*WHAT YOU SHOULD DO*:
Could you copy each line of the listing that holds "have"?

*DATASET RECORDS*:
■ ■ ■ ■ ■

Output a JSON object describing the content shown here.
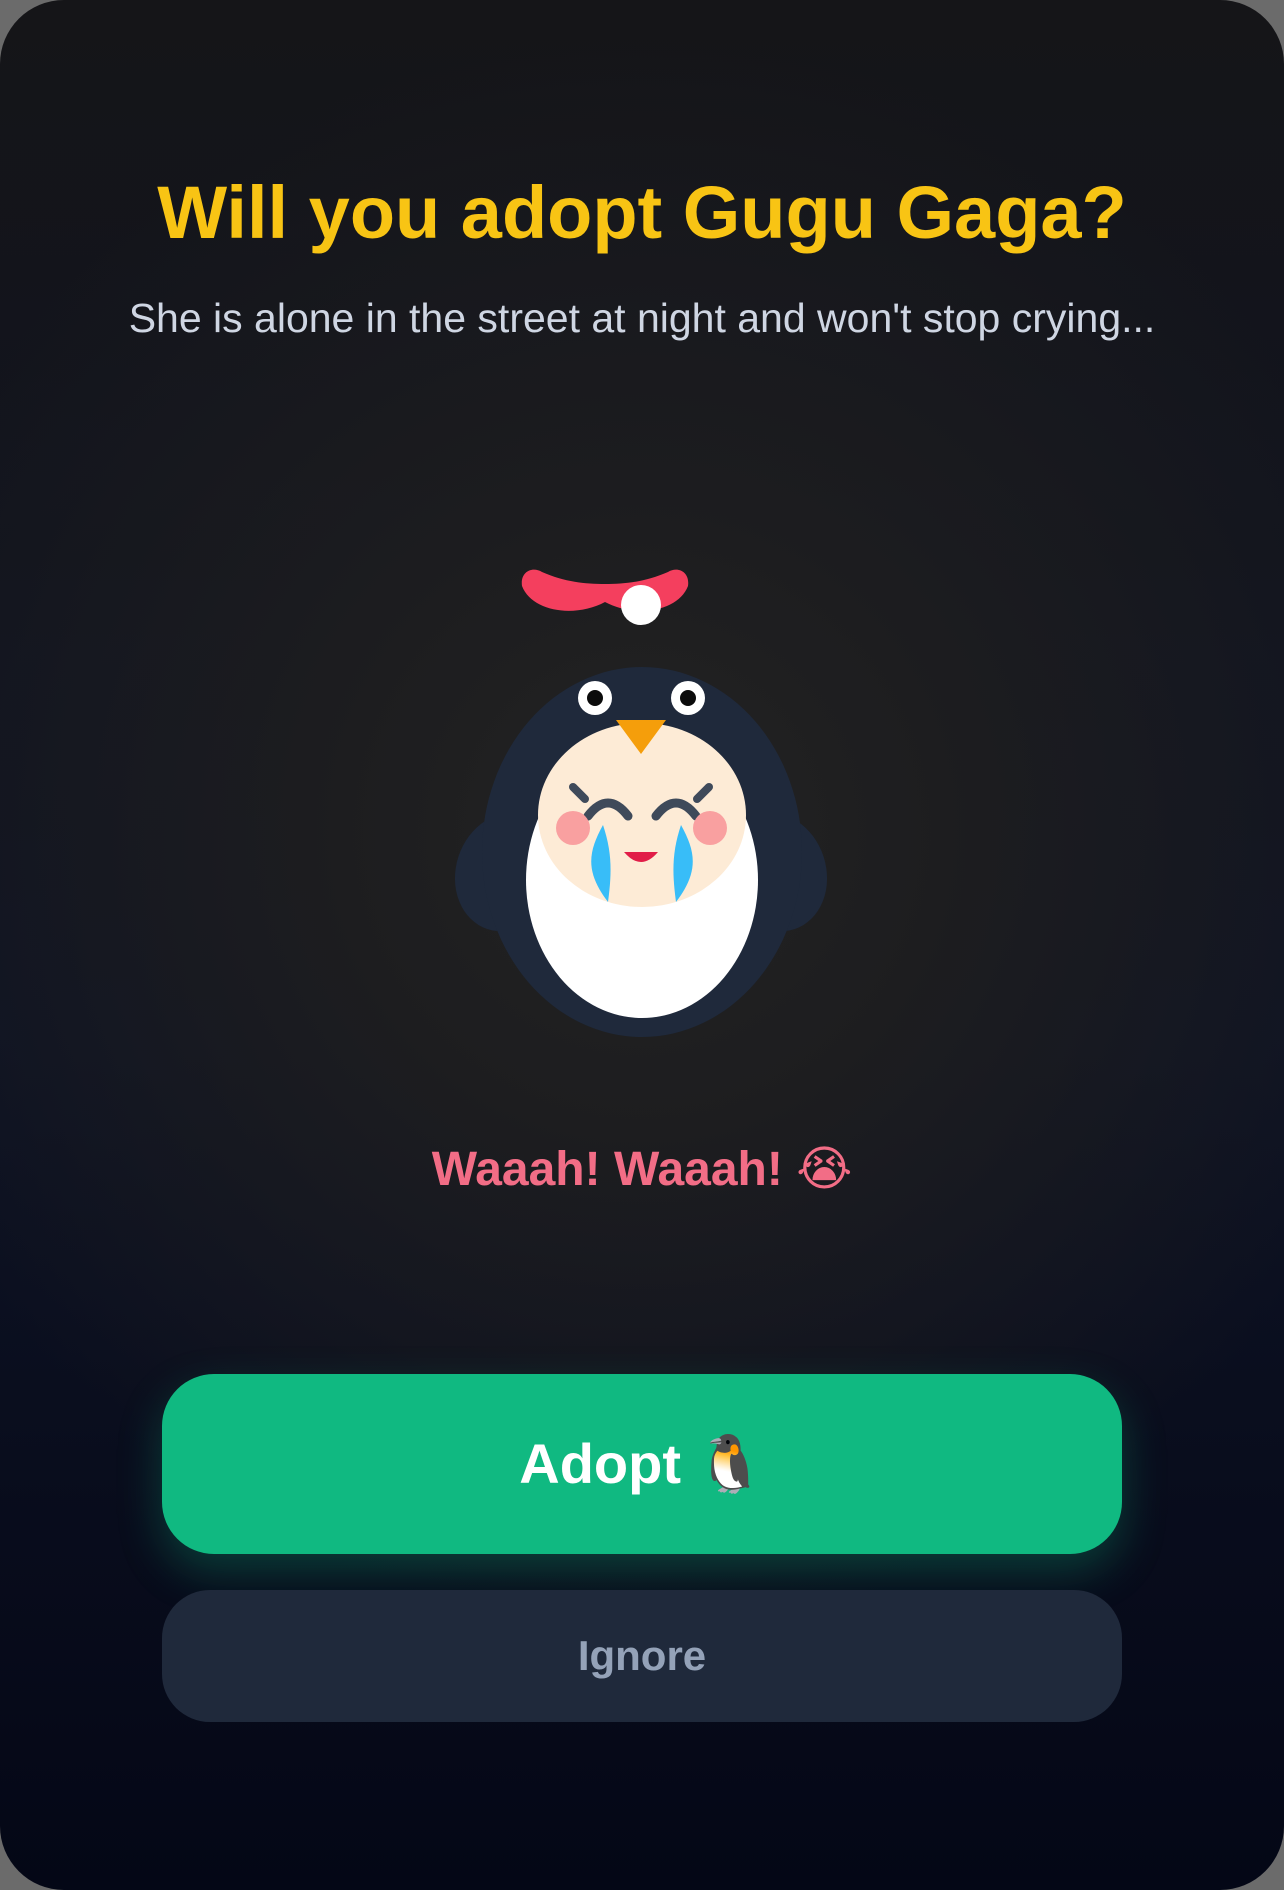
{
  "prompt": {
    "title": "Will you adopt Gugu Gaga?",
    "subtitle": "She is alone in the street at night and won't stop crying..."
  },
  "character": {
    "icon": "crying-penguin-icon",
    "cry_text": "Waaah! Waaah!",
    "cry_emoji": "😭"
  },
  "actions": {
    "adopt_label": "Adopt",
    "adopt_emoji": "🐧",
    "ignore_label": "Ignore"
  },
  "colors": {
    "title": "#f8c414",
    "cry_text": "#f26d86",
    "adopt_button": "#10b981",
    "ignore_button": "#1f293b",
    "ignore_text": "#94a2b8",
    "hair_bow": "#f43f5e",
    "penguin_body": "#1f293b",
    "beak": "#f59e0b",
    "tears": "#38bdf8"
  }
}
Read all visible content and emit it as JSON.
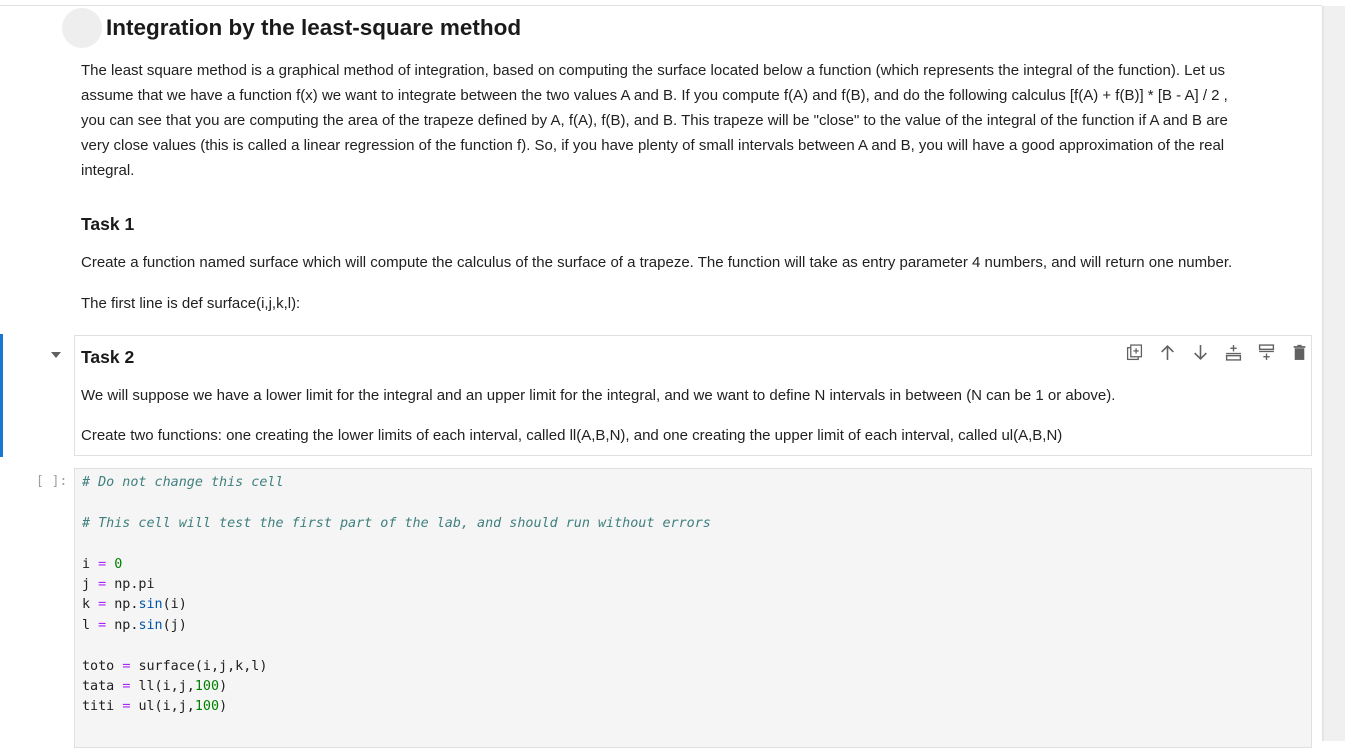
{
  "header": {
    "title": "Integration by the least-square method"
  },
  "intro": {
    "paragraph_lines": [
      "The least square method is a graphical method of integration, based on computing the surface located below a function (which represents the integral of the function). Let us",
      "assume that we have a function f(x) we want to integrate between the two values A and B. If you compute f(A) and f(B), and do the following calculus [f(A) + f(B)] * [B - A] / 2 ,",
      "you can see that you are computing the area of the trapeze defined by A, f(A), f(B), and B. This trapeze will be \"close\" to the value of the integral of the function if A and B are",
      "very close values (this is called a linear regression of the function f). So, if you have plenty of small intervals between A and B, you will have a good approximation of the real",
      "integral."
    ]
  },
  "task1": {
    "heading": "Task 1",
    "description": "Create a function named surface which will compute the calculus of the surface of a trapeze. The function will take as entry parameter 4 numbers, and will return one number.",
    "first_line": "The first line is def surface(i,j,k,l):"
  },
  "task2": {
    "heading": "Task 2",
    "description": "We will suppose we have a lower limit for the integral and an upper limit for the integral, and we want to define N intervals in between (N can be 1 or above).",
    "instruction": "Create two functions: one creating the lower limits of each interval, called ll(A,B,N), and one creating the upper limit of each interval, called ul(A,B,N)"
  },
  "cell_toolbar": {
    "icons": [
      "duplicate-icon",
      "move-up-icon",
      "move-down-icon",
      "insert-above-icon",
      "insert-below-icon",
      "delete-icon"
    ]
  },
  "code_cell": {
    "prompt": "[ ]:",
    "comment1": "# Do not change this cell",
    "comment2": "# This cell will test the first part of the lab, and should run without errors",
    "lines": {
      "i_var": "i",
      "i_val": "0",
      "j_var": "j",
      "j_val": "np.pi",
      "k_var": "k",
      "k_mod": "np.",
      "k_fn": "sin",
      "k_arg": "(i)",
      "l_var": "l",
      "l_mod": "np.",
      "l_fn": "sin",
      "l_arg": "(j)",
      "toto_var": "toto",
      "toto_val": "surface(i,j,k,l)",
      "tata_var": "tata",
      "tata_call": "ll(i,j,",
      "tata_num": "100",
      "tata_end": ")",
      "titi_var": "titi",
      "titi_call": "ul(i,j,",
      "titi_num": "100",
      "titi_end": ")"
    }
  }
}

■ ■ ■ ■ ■

*EXERCISE RESULT*:
      "assume that we have a function f(x) we want to integrate between the two values A and B. If you compute f(A) and f(B), and do the following calculus [f(A) + f(B)] * [B - A] / 2 ,",
      "very close values (this is called a linear regression of the function f). So, if you have plenty of small intervals between A and B, you will have a good approximation of the real",
    "description": "We will suppose we have a lower limit for the integral and an upper limit for the integral, and we want to define N intervals in between (N can be 1 or above).",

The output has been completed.